* [Activity] The lines below that include "JSON" are to be found and copied.

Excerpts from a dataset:
-- Opening Marker --
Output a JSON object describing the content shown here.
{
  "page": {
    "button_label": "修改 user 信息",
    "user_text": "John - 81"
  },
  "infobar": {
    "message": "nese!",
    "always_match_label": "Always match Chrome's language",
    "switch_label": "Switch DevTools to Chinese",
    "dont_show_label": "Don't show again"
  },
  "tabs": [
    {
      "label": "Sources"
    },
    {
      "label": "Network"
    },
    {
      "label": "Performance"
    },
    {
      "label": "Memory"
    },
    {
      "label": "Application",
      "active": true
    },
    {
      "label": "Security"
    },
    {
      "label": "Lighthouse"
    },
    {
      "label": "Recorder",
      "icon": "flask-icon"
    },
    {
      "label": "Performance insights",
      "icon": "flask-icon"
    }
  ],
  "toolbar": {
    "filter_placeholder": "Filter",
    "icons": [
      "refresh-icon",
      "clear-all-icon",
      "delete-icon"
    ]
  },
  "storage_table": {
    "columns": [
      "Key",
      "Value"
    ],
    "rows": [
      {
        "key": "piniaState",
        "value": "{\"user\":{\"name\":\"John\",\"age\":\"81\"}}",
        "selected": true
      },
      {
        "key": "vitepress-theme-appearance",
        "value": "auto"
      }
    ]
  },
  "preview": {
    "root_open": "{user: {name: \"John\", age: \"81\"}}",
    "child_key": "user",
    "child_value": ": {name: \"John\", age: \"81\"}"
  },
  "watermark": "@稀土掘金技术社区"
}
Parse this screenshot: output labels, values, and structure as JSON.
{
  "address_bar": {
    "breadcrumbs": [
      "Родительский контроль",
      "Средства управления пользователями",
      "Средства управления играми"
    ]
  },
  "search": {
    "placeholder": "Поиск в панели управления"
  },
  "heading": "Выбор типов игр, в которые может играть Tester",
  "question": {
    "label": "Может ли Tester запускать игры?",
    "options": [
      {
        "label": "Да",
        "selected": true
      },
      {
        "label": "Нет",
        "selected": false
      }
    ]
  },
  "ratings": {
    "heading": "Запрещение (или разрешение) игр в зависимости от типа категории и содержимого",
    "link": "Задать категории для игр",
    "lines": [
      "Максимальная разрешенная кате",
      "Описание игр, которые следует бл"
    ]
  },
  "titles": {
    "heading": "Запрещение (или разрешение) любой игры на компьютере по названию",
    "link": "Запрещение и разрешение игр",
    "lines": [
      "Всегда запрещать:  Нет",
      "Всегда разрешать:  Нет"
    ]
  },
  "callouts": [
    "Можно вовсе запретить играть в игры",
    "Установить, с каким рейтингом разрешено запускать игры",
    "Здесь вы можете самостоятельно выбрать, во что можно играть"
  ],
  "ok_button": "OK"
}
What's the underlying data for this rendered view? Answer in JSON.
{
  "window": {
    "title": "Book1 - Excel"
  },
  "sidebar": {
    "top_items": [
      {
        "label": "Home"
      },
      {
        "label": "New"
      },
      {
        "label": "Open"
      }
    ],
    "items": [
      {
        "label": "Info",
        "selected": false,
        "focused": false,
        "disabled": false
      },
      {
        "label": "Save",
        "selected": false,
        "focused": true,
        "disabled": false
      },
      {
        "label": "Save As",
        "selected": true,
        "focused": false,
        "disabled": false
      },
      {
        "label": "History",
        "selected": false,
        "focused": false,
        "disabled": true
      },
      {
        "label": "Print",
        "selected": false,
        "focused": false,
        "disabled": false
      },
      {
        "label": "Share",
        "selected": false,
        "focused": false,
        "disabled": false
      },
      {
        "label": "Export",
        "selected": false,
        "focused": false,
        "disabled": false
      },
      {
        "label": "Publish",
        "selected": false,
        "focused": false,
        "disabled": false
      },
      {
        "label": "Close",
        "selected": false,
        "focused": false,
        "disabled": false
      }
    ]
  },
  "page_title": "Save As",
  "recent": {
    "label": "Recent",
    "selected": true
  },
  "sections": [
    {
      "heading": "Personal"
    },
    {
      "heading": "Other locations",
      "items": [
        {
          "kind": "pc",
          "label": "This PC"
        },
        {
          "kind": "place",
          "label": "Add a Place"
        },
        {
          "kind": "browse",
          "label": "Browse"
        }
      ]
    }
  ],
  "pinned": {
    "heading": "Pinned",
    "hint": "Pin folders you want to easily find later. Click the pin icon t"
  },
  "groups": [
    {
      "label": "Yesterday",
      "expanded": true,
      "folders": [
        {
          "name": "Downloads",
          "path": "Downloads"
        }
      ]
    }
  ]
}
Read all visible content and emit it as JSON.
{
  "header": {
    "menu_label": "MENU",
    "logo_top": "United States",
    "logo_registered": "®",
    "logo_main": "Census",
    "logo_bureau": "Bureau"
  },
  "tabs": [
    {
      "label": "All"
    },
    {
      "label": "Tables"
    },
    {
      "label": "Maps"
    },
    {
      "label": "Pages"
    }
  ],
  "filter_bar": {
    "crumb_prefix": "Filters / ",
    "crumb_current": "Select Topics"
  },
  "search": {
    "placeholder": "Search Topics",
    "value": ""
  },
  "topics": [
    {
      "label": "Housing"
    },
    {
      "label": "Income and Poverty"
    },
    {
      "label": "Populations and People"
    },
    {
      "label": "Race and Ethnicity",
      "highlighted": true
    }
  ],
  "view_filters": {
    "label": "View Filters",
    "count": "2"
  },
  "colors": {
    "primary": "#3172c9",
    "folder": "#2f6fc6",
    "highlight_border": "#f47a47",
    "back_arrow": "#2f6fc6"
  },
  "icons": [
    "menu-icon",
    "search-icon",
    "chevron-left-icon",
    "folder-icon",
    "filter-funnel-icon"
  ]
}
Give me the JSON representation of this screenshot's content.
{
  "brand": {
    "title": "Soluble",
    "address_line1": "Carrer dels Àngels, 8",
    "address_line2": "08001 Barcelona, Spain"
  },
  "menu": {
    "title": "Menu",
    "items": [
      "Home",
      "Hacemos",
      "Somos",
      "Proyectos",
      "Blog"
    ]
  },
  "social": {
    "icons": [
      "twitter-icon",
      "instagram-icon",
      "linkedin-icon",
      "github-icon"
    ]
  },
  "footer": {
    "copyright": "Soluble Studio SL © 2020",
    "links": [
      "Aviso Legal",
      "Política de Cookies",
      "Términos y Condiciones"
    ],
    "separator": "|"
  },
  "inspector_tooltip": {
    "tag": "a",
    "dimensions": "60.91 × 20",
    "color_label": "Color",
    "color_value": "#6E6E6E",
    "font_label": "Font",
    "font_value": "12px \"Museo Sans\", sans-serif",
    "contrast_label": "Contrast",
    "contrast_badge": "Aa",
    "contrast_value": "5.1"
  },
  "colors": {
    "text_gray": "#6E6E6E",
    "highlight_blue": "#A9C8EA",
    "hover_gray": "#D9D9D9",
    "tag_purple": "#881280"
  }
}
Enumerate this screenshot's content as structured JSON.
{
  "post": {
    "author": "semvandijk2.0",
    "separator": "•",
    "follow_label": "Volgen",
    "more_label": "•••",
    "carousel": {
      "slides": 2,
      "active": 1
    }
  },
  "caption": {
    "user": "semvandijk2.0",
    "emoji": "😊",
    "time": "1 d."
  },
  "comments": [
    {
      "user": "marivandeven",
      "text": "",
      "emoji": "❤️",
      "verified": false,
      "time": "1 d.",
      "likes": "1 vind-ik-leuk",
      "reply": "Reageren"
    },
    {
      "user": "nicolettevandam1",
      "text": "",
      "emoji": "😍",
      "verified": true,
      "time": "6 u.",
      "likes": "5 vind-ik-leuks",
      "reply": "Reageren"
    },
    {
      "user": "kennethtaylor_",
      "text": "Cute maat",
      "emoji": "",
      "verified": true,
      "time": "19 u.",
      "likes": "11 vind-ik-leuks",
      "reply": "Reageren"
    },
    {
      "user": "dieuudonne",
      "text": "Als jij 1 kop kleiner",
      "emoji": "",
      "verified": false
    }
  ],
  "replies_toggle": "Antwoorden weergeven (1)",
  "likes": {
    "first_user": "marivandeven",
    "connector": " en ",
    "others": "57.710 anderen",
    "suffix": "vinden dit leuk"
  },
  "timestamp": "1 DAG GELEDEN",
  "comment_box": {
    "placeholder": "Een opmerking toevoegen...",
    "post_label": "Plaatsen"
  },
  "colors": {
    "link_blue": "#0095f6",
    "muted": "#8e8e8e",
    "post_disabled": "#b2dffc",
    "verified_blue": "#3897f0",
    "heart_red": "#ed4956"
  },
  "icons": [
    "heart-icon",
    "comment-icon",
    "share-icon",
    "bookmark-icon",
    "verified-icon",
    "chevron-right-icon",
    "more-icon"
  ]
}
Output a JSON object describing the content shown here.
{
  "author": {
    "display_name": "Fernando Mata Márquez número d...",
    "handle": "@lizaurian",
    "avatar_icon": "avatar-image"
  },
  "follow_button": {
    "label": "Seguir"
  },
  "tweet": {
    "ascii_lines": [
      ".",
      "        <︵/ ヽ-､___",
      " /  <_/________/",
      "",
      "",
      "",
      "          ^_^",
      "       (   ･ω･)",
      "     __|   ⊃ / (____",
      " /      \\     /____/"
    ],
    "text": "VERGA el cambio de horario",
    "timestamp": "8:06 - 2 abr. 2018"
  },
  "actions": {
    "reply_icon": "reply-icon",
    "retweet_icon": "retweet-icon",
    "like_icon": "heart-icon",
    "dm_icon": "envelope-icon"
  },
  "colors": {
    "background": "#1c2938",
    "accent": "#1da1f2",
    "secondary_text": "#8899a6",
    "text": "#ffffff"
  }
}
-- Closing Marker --
* [Result]
Output a JSON object describing the content shown here.
Parse this screenshot: output labels, values, and structure as JSON.
What's the underlying data for this rendered view? Answer in JSON.
Read all visible content and emit it as JSON.
Give me the JSON representation of this screenshot's content.
Enumerate this screenshot's content as structured JSON.
Output a JSON object describing the content shown here.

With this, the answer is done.